Four days in and I really do like Quartz. I like the catchy categories like “Energy Shocks,” and “Low Interest Rates,” and “Modern States.” I like the simple and clean look. And I like the ease of navigation on my iPad and my iPhone5 (just had to throw that in—kinda like a middle school student who inserts, n’est pa? at the end of sentences, because, well, n’est pas?).

It has its quirks and bugs to work out (some bylines show up with name and “Today at Invalid Date”). It runs a tad slow compared with other sites on my devices (today). But they are smart people and will figure this out. I like how they’ve aggregated some good content (good and obscure, which is why I generally use Zite rather than Flipboard on my iPad). And I also like how there is good newly-created content.

So that gets me to who is this for? David Carr’s New York Times’ piece of Monday suggested, “The editorial product is aimed at the front half of the airplanes that crisscross from Zurich to Sao Paolo to Singapore, serving executives who are increasingly having similar conversations no matter where they land. It was built for tablets, conceived as a mobile product for mobile people.” So, since I do want to be Tyler Brule when I grow up I wonder what’s his take on it. confirms everything we’ve said in b-to-b media since the year one:  We have highly specialized audiences that are valuable.

What is fascinating about this product is that it takes on trying to appeal to a rarified slice of the world through some original and a lot of aggregated content. Will this work, or will users realize that, since this wasn’t their first morning read as they hop scotched across the planet, they are rereading an FT or Reuters or New York Times piece. Might it not be more effective if one only found that content that cannot be found easily? (Note: stay tuned for such a product from Penton to launch shortly)
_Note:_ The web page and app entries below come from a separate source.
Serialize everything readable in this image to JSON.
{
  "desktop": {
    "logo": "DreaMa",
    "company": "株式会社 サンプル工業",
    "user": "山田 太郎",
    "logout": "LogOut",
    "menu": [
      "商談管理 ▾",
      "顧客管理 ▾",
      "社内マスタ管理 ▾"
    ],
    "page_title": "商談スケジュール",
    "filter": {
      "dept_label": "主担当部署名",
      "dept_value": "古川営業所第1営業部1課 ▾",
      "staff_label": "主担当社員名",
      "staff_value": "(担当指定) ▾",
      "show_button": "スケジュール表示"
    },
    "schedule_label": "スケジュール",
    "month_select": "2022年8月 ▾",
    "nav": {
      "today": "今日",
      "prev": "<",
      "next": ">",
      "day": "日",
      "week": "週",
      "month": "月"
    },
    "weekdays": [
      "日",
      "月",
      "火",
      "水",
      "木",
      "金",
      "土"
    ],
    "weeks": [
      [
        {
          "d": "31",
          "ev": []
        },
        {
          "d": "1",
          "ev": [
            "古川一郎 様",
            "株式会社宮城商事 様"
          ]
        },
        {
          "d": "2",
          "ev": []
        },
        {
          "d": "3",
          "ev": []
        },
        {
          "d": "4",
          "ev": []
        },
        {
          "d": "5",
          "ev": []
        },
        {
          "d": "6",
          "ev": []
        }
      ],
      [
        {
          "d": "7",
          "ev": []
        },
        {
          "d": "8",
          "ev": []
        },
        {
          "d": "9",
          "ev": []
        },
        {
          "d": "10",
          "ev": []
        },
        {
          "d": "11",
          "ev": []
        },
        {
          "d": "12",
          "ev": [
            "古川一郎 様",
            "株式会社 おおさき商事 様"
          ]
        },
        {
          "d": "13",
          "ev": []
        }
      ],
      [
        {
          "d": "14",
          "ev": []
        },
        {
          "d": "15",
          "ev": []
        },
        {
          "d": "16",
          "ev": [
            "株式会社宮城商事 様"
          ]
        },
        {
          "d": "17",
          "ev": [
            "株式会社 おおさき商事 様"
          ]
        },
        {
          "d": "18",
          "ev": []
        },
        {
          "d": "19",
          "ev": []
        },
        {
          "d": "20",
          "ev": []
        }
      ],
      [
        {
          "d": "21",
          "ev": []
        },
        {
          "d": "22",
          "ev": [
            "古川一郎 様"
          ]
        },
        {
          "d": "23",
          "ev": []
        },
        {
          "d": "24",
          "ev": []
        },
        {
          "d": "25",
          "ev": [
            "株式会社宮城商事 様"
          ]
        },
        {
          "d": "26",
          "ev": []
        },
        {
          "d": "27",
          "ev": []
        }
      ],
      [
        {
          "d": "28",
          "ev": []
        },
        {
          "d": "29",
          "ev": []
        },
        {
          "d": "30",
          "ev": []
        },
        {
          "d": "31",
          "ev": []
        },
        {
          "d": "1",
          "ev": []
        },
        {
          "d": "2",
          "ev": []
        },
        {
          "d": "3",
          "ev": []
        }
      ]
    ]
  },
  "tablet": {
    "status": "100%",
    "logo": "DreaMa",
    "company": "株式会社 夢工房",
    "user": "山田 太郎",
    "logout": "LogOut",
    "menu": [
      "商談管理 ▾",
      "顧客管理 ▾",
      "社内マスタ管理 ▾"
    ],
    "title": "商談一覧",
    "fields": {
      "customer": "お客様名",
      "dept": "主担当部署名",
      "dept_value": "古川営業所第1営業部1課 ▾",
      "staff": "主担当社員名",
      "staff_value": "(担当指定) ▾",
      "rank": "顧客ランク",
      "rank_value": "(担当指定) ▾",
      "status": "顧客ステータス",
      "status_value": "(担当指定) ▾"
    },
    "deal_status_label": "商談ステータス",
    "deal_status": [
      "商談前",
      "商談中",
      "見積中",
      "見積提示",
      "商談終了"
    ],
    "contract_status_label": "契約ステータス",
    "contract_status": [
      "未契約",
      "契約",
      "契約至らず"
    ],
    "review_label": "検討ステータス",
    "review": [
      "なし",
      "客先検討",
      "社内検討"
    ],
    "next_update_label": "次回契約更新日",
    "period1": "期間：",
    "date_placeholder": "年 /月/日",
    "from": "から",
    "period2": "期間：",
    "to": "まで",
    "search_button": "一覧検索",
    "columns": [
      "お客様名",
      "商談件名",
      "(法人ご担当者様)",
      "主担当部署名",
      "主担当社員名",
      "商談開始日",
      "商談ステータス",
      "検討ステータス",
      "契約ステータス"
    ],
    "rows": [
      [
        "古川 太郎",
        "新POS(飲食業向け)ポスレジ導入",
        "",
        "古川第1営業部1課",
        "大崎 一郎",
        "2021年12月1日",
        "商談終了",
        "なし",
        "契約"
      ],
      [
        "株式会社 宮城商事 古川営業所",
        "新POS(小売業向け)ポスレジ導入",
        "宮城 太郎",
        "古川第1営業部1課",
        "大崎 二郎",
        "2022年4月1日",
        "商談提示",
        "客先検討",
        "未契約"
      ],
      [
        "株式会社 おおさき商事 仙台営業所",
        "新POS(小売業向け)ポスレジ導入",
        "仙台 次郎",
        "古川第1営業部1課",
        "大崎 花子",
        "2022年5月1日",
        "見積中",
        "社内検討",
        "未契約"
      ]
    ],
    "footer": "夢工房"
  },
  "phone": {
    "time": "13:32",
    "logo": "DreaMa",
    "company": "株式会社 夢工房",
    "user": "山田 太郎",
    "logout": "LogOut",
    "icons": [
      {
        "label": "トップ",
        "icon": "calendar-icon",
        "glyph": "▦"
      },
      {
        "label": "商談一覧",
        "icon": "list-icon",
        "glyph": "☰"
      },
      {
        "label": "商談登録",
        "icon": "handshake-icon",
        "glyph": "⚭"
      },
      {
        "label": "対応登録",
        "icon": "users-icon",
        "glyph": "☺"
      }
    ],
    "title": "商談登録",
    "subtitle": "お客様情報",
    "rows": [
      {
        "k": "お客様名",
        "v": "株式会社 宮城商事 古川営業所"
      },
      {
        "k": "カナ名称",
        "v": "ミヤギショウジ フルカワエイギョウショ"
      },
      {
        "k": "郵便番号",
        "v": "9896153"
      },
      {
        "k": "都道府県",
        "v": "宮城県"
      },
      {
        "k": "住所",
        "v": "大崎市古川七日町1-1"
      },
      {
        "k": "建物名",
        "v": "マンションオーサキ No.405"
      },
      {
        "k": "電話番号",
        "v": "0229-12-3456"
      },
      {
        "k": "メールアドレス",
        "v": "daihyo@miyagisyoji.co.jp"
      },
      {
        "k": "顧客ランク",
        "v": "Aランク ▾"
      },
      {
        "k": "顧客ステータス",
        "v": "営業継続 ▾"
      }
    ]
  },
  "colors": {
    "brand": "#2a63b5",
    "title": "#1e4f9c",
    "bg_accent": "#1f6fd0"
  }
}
Anyway, nice start and I look forward to sharing with all of my friends in the Delta Sky Clubs around the globe, n’est pas?